_Source information_:
━━━

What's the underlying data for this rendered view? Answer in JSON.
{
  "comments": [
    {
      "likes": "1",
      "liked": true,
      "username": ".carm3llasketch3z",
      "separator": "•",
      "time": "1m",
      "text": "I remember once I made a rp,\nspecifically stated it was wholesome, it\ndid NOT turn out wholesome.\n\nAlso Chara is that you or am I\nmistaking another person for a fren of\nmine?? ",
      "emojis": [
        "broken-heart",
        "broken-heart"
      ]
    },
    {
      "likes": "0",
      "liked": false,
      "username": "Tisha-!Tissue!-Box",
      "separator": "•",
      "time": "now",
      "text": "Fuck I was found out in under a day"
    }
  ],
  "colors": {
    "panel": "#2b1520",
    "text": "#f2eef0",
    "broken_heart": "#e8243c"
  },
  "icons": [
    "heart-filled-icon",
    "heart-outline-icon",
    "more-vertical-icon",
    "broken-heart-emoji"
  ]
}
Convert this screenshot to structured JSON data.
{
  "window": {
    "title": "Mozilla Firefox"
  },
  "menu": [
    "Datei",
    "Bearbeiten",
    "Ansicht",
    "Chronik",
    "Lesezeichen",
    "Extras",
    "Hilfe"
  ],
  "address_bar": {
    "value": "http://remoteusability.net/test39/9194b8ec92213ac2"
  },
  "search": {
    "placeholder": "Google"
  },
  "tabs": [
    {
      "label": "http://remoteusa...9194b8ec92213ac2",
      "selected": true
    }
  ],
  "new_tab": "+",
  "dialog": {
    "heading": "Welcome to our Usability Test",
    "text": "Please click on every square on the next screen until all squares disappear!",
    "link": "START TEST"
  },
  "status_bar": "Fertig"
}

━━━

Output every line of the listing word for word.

_Exercise result_:
What's the underlying data for this rendered view? Answer in JSON.
{
  "comments": [
    {
      "likes": "1",
      "liked": true,
      "username": ".carm3llasketch3z",
      "separator": "•",
      "time": "1m",
      "text": "I remember once I made a rp,\nspecifically stated it was wholesome, it\ndid NOT turn out wholesome.\n\nAlso Chara is that you or am I\nmistaking another person for a fren of\nmine?? ",
      "emojis": [
        "broken-heart",
        "broken-heart"
      ]
    },
    {
      "likes": "0",
      "liked": false,
      "username": "Tisha-!Tissue!-Box",
      "separator": "•",
      "time": "now",
      "text": "Fuck I was found out in under a day"
    }
  ],
  "colors": {
    "panel": "#2b1520",
    "text": "#f2eef0",
    "broken_heart": "#e8243c"
  },
  "icons": [
    "heart-filled-icon",
    "heart-outline-icon",
    "more-vertical-icon",
    "broken-heart-emoji"
  ]
}
Convert this screenshot to structured JSON data.
{
  "window": {
    "title": "Mozilla Firefox"
  },
  "menu": [
    "Datei",
    "Bearbeiten",
    "Ansicht",
    "Chronik",
    "Lesezeichen",
    "Extras",
    "Hilfe"
  ],
  "address_bar": {
    "value": "http://remoteusability.net/test39/9194b8ec92213ac2"
  },
  "search": {
    "placeholder": "Google"
  },
  "tabs": [
    {
      "label": "http://remoteusa...9194b8ec92213ac2",
      "selected": true
    }
  ],
  "new_tab": "+",
  "dialog": {
    "heading": "Welcome to our Usability Test",
    "text": "Please click on every square on the next screen until all squares disappear!",
    "link": "START TEST"
  },
  "status_bar": "Fertig"
}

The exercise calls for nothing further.